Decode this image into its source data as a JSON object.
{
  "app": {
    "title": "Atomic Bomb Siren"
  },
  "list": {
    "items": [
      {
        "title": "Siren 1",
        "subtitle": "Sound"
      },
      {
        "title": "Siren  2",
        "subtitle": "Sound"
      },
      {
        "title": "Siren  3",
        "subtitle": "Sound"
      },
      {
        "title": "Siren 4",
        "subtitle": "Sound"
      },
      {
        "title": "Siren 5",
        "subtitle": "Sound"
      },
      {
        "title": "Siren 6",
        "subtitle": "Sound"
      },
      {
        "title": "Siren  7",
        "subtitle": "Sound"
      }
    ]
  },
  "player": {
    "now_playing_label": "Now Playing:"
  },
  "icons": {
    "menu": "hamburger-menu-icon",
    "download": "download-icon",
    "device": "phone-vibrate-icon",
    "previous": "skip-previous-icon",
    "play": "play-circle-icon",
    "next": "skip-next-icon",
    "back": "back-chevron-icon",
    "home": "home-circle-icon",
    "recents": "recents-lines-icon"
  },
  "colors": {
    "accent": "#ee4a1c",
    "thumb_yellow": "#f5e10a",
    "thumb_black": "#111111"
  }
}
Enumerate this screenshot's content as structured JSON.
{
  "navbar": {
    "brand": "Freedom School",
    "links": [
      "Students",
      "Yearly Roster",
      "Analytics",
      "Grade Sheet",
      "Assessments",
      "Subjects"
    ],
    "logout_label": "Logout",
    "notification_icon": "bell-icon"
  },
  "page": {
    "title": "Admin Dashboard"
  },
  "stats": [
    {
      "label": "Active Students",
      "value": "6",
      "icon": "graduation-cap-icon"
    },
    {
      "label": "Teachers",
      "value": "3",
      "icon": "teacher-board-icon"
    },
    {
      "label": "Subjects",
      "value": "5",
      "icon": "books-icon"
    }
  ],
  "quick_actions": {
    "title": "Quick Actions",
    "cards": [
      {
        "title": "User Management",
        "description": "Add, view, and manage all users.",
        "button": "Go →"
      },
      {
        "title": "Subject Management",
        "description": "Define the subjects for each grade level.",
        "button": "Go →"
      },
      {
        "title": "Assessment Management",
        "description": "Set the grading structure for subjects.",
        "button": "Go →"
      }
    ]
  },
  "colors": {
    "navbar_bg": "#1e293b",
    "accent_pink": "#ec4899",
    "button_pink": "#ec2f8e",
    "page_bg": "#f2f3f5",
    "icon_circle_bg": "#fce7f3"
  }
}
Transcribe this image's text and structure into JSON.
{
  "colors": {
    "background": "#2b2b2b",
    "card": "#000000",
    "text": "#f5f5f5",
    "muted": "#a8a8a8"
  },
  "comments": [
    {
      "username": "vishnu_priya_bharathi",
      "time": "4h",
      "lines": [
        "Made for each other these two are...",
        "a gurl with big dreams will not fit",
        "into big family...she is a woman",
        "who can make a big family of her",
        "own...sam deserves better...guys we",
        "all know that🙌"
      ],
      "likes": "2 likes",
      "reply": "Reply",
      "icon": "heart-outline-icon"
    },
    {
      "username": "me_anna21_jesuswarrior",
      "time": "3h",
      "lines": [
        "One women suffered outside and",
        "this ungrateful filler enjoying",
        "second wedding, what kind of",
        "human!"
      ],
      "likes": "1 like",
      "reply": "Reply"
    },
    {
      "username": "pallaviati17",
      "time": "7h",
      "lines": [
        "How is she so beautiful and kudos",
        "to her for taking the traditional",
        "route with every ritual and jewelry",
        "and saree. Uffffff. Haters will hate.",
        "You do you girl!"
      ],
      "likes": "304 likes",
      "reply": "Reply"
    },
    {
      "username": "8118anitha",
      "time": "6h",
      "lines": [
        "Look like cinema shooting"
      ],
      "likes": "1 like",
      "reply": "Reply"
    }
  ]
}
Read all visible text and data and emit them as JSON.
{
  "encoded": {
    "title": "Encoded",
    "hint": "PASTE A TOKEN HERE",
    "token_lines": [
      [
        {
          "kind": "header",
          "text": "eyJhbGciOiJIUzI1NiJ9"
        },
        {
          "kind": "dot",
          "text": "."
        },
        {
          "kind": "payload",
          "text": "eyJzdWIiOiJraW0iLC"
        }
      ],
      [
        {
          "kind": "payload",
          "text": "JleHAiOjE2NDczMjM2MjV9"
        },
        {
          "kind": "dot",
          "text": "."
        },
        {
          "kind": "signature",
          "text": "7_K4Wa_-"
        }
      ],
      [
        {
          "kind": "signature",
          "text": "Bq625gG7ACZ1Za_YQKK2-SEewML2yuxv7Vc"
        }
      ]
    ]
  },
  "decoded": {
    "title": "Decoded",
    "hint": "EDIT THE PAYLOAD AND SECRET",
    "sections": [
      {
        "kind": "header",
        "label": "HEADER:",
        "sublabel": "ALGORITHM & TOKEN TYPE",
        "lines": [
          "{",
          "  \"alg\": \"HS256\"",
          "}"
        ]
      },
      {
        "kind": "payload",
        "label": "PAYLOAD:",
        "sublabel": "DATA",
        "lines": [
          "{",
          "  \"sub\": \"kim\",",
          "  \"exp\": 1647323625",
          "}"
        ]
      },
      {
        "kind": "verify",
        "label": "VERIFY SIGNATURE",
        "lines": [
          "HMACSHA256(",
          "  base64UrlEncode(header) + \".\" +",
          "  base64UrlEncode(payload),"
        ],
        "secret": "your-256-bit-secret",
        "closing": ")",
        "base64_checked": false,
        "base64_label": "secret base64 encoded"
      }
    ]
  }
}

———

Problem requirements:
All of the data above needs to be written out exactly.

Exercise output:
Decode this image into its source data as a JSON object.
{
  "app": {
    "title": "Atomic Bomb Siren"
  },
  "list": {
    "items": [
      {
        "title": "Siren 1",
        "subtitle": "Sound"
      },
      {
        "title": "Siren  2",
        "subtitle": "Sound"
      },
      {
        "title": "Siren  3",
        "subtitle": "Sound"
      },
      {
        "title": "Siren 4",
        "subtitle": "Sound"
      },
      {
        "title": "Siren 5",
        "subtitle": "Sound"
      },
      {
        "title": "Siren 6",
        "subtitle": "Sound"
      },
      {
        "title": "Siren  7",
        "subtitle": "Sound"
      }
    ]
  },
  "player": {
    "now_playing_label": "Now Playing:"
  },
  "icons": {
    "menu": "hamburger-menu-icon",
    "download": "download-icon",
    "device": "phone-vibrate-icon",
    "previous": "skip-previous-icon",
    "play": "play-circle-icon",
    "next": "skip-next-icon",
    "back": "back-chevron-icon",
    "home": "home-circle-icon",
    "recents": "recents-lines-icon"
  },
  "colors": {
    "accent": "#ee4a1c",
    "thumb_yellow": "#f5e10a",
    "thumb_black": "#111111"
  }
}
Enumerate this screenshot's content as structured JSON.
{
  "navbar": {
    "brand": "Freedom School",
    "links": [
      "Students",
      "Yearly Roster",
      "Analytics",
      "Grade Sheet",
      "Assessments",
      "Subjects"
    ],
    "logout_label": "Logout",
    "notification_icon": "bell-icon"
  },
  "page": {
    "title": "Admin Dashboard"
  },
  "stats": [
    {
      "label": "Active Students",
      "value": "6",
      "icon": "graduation-cap-icon"
    },
    {
      "label": "Teachers",
      "value": "3",
      "icon": "teacher-board-icon"
    },
    {
      "label": "Subjects",
      "value": "5",
      "icon": "books-icon"
    }
  ],
  "quick_actions": {
    "title": "Quick Actions",
    "cards": [
      {
        "title": "User Management",
        "description": "Add, view, and manage all users.",
        "button": "Go →"
      },
      {
        "title": "Subject Management",
        "description": "Define the subjects for each grade level.",
        "button": "Go →"
      },
      {
        "title": "Assessment Management",
        "description": "Set the grading structure for subjects.",
        "button": "Go →"
      }
    ]
  },
  "colors": {
    "navbar_bg": "#1e293b",
    "accent_pink": "#ec4899",
    "button_pink": "#ec2f8e",
    "page_bg": "#f2f3f5",
    "icon_circle_bg": "#fce7f3"
  }
}
Transcribe this image's text and structure into JSON.
{
  "colors": {
    "background": "#2b2b2b",
    "card": "#000000",
    "text": "#f5f5f5",
    "muted": "#a8a8a8"
  },
  "comments": [
    {
      "username": "vishnu_priya_bharathi",
      "time": "4h",
      "lines": [
        "Made for each other these two are...",
        "a gurl with big dreams will not fit",
        "into big family...she is a woman",
        "who can make a big family of her",
        "own...sam deserves better...guys we",
        "all know that🙌"
      ],
      "likes": "2 likes",
      "reply": "Reply",
      "icon": "heart-outline-icon"
    },
    {
      "username": "me_anna21_jesuswarrior",
      "time": "3h",
      "lines": [
        "One women suffered outside and",
        "this ungrateful filler enjoying",
        "second wedding, what kind of",
        "human!"
      ],
      "likes": "1 like",
      "reply": "Reply"
    },
    {
      "username": "pallaviati17",
      "time": "7h",
      "lines": [
        "How is she so beautiful and kudos",
        "to her for taking the traditional",
        "route with every ritual and jewelry",
        "and saree. Uffffff. Haters will hate.",
        "You do you girl!"
      ],
      "likes": "304 likes",
      "reply": "Reply"
    },
    {
      "username": "8118anitha",
      "time": "6h",
      "lines": [
        "Look like cinema shooting"
      ],
      "likes": "1 like",
      "reply": "Reply"
    }
  ]
}
Read all visible text and data and emit them as JSON.
{
  "encoded": {
    "title": "Encoded",
    "hint": "PASTE A TOKEN HERE",
    "token_lines": [
      [
        {
          "kind": "header",
          "text": "eyJhbGciOiJIUzI1NiJ9"
        },
        {
          "kind": "dot",
          "text": "."
        },
        {
          "kind": "payload",
          "text": "eyJzdWIiOiJraW0iLC"
        }
      ],
      [
        {
          "kind": "payload",
          "text": "JleHAiOjE2NDczMjM2MjV9"
        },
        {
          "kind": "dot",
          "text": "."
        },
        {
          "kind": "signature",
          "text": "7_K4Wa_-"
        }
      ],
      [
        {
          "kind": "signature",
          "text": "Bq625gG7ACZ1Za_YQKK2-SEewML2yuxv7Vc"
        }
      ]
    ]
  },
  "decoded": {
    "title": "Decoded",
    "hint": "EDIT THE PAYLOAD AND SECRET",
    "sections": [
      {
        "kind": "header",
        "label": "HEADER:",
        "sublabel": "ALGORITHM & TOKEN TYPE",
        "lines": [
          "{",
          "  \"alg\": \"HS256\"",
          "}"
        ]
      },
      {
        "kind": "payload",
        "label": "PAYLOAD:",
        "sublabel": "DATA",
        "lines": [
          "{",
          "  \"sub\": \"kim\",",
          "  \"exp\": 1647323625",
          "}"
        ]
      },
      {
        "kind": "verify",
        "label": "VERIFY SIGNATURE",
        "lines": [
          "HMACSHA256(",
          "  base64UrlEncode(header) + \".\" +",
          "  base64UrlEncode(payload),"
        ],
        "secret": "your-256-bit-secret",
        "closing": ")",
        "base64_checked": false,
        "base64_label": "secret base64 encoded"
      }
    ]
  }
}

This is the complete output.